Felt Tips Anthology Cover Release

One of my short stories will be appearing in this Anthology! I'm too excited... well except for the kerning. Damn my design knowledge!

Friday, December 7, 2012


Five Sentence Fiction is about packing a powerful punch in a tiny fist. Each week Lillie McFerrin will post a one word inspiration, then anyone wishing to participate will write a five sentence story based on the prompt word. The word does not have to appear in the five sentences, just use it for direction. Today's word is time.


I miss parts of me I didn't know I enjoyed. It's as if a cloud has possessed me for my eternity. This cloud that severely blocked every receptor of joy. This cloud that doesn't seem to pass doesn't define me because I have wings.

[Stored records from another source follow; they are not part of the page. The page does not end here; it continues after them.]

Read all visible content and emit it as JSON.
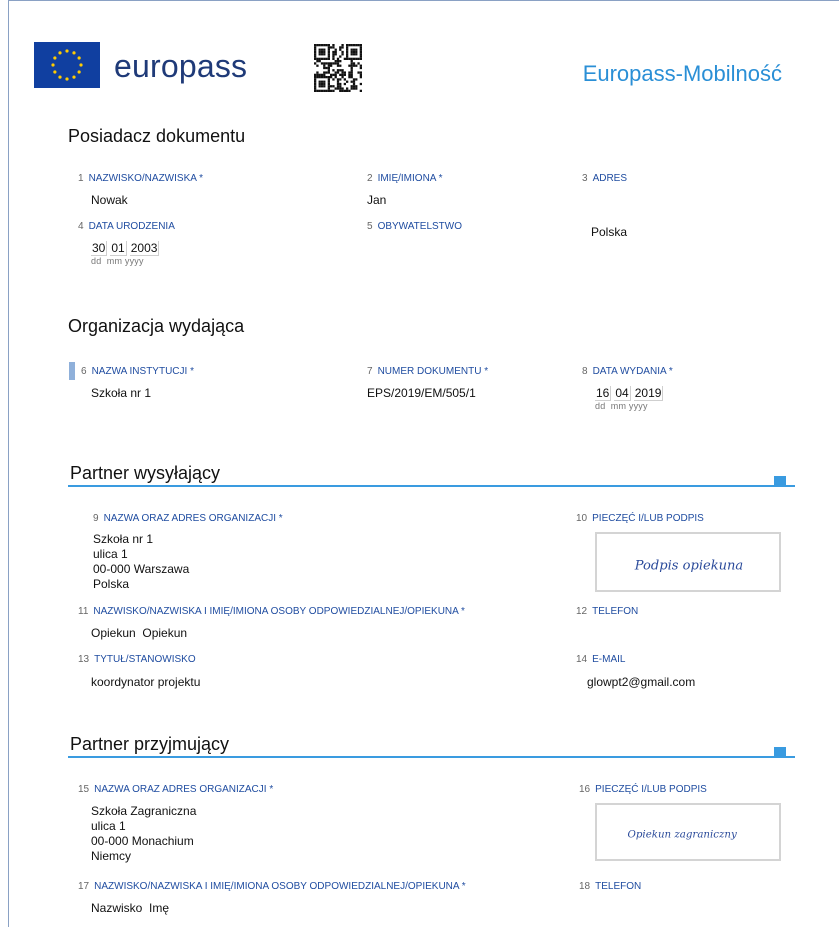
{
  "header": {
    "brand": "europass",
    "title": "Europass-Mobilność"
  },
  "holder": {
    "heading": "Posiadacz dokumentu",
    "fields": {
      "surname": {
        "num": "1",
        "label": "NAZWISKO/NAZWISKA *",
        "value": "Nowak"
      },
      "firstname": {
        "num": "2",
        "label": "IMIĘ/IMIONA *",
        "value": "Jan"
      },
      "address": {
        "num": "3",
        "label": "ADRES",
        "value": ""
      },
      "birthdate": {
        "num": "4",
        "label": "DATA URODZENIA",
        "dd": "30",
        "mm": "01",
        "yyyy": "2003",
        "sub": "dd  mm yyyy"
      },
      "citizenship": {
        "num": "5",
        "label": "OBYWATELSTWO",
        "value": "Polska"
      }
    }
  },
  "issuer": {
    "heading": "Organizacja wydająca",
    "fields": {
      "institution": {
        "num": "6",
        "label": "NAZWA INSTYTUCJI *",
        "value": "Szkoła nr 1"
      },
      "docnumber": {
        "num": "7",
        "label": "NUMER DOKUMENTU *",
        "value": "EPS/2019/EM/505/1"
      },
      "issuedate": {
        "num": "8",
        "label": "DATA WYDANIA *",
        "dd": "16",
        "mm": "04",
        "yyyy": "2019",
        "sub": "dd  mm yyyy"
      }
    }
  },
  "sending": {
    "heading": "Partner wysyłający",
    "org": {
      "num": "9",
      "label": "NAZWA ORAZ ADRES ORGANIZACJI *",
      "lines": [
        "Szkoła nr 1",
        "ulica 1",
        "00-000 Warszawa",
        "Polska"
      ]
    },
    "stamp": {
      "num": "10",
      "label": "PIECZĘĆ I/LUB PODPIS",
      "signature": "Podpis opiekuna"
    },
    "mentor": {
      "num": "11",
      "label": "NAZWISKO/NAZWISKA I IMIĘ/IMIONA OSOBY ODPOWIEDZIALNEJ/OPIEKUNA *",
      "value": "Opiekun  Opiekun"
    },
    "phone": {
      "num": "12",
      "label": "TELEFON",
      "value": ""
    },
    "title": {
      "num": "13",
      "label": "TYTUŁ/STANOWISKO",
      "value": "koordynator projektu"
    },
    "email": {
      "num": "14",
      "label": "E-MAIL",
      "value": "glowpt2@gmail.com"
    }
  },
  "receiving": {
    "heading": "Partner przyjmujący",
    "org": {
      "num": "15",
      "label": "NAZWA ORAZ ADRES ORGANIZACJI *",
      "lines": [
        "Szkoła Zagraniczna",
        "ulica 1",
        "00-000 Monachium",
        "Niemcy"
      ]
    },
    "stamp": {
      "num": "16",
      "label": "PIECZĘĆ I/LUB PODPIS",
      "signature": "Opiekun zagraniczny"
    },
    "mentor": {
      "num": "17",
      "label": "NAZWISKO/NAZWISKA I IMIĘ/IMIONA OSOBY ODPOWIEDZIALNEJ/OPIEKUNA *",
      "value": "Nazwisko  Imę"
    },
    "phone": {
      "num": "18",
      "label": "TELEFON",
      "value": ""
    }
  },
  "colors": {
    "accent": "#3a9be0",
    "label": "#1f4ca0",
    "brand": "#1f3a78",
    "flag": "#103fa0",
    "star": "#ffcc00"
  },
  "icons": {
    "flag": "eu-flag-icon",
    "qr": "qr-code-icon"
  }
}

It's my time to fly.


Monday, December 3, 2012

MM 3 Dec 2012

You can listen to this playlist at Grooveshark, on Spotify, or in the embedded playlist below.

Track List
  1. October - The Helio Sequence
  2. Hey Jane - Spiritualized
  3. Feels Good - AVAN LAVA
  4. Baptism - Crystal Castles
  5. Heavy is as heavy does - Menomena
  6. My love is real - Divine Fits
  7. Somewhere to hide - Shiny Toy Guns